6 June 2006 | Coventry
Vincent Price is the KING...of agony!
In between basing no less than seven movies on the wondrously macabre writings of author Edgar Allan Poe, the mega-versatile cinema wizard Roger Corman also found the the time to adapt a famous William Shakespeare play and turn it into an effectively creepy and atmospheric 60's chiller. The greatest actor who ever walked the earth Vincent Price, who else? plays another malicious but emotionally tormented protagonist in the English kingdom of the late 15th century. He is Richard Plantagenet, unlikely to ever inherit the throne in a righteous way, but willing to kill blood relatives in order to become King of all England. But immediately after murdering his own brother and other innocent people that stand in his way, the restless spirits of his victims come back to haunt him in visions. "Tower of London" is a fascinating history lesson, perhaps not very accurate, but at least vastly entertaining and providing more than enough genuine frights and atmosphere.
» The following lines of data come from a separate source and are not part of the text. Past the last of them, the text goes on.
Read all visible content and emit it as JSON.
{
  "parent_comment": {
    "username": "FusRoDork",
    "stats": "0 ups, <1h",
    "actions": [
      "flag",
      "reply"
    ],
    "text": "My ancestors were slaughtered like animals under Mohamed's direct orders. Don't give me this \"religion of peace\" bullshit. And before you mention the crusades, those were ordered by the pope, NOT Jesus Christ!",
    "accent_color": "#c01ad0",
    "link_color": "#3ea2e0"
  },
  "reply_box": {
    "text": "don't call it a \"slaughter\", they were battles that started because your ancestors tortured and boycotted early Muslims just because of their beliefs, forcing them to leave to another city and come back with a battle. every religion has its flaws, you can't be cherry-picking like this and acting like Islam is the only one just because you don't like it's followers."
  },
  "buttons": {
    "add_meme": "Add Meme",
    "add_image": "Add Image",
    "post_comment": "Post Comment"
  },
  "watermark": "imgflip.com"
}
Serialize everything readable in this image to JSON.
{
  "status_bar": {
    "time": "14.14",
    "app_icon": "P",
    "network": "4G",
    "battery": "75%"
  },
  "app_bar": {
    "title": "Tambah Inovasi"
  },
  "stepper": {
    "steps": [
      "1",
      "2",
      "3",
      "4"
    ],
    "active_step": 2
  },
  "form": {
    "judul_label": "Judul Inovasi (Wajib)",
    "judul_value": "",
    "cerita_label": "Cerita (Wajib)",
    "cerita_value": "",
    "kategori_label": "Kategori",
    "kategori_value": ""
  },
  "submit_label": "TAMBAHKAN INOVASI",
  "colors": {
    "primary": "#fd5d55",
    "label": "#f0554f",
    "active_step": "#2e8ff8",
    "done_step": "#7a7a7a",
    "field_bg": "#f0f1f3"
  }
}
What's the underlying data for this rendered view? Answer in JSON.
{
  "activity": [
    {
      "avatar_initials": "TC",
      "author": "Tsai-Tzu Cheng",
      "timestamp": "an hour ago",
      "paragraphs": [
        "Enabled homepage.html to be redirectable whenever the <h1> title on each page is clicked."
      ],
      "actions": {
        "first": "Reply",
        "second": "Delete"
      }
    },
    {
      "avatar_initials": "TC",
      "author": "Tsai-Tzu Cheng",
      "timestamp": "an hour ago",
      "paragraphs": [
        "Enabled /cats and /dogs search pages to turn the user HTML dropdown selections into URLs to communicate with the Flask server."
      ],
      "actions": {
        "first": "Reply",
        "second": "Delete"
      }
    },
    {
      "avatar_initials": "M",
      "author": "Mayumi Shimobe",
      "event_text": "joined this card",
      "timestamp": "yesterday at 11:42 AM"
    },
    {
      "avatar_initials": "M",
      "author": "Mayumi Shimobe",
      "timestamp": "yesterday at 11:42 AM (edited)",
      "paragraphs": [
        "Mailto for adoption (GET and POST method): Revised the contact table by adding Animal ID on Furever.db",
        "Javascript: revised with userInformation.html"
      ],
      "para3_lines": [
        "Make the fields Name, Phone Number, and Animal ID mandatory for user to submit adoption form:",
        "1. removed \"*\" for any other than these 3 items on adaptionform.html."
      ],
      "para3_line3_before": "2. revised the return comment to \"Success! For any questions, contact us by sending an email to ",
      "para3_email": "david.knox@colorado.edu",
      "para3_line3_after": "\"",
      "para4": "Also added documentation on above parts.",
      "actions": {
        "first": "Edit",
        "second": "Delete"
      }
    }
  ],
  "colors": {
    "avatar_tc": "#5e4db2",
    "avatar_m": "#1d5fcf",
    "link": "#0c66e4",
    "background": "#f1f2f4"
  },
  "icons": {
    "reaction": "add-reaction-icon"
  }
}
Continuously descending further into madness, sir Richard submits his victims to uncanny medieval torture devices, like a stretching-rack and a rat cage that gets placed on a poor guy's head. The photography is in stylish black & white, the costumes are downright enchanting and the use of medieval vocabulary sounded like pure music to my ears. Vincent Price is amazing, as always, portraying the historical madman that also suffered from a hereditary handicap. The performances of the supportive cast are sadly a bit hammy. For some reason and unlike most other masterpieces starring Price, this baby is rather difficult to find but definitely worth searching for. A must for fans of classic horror.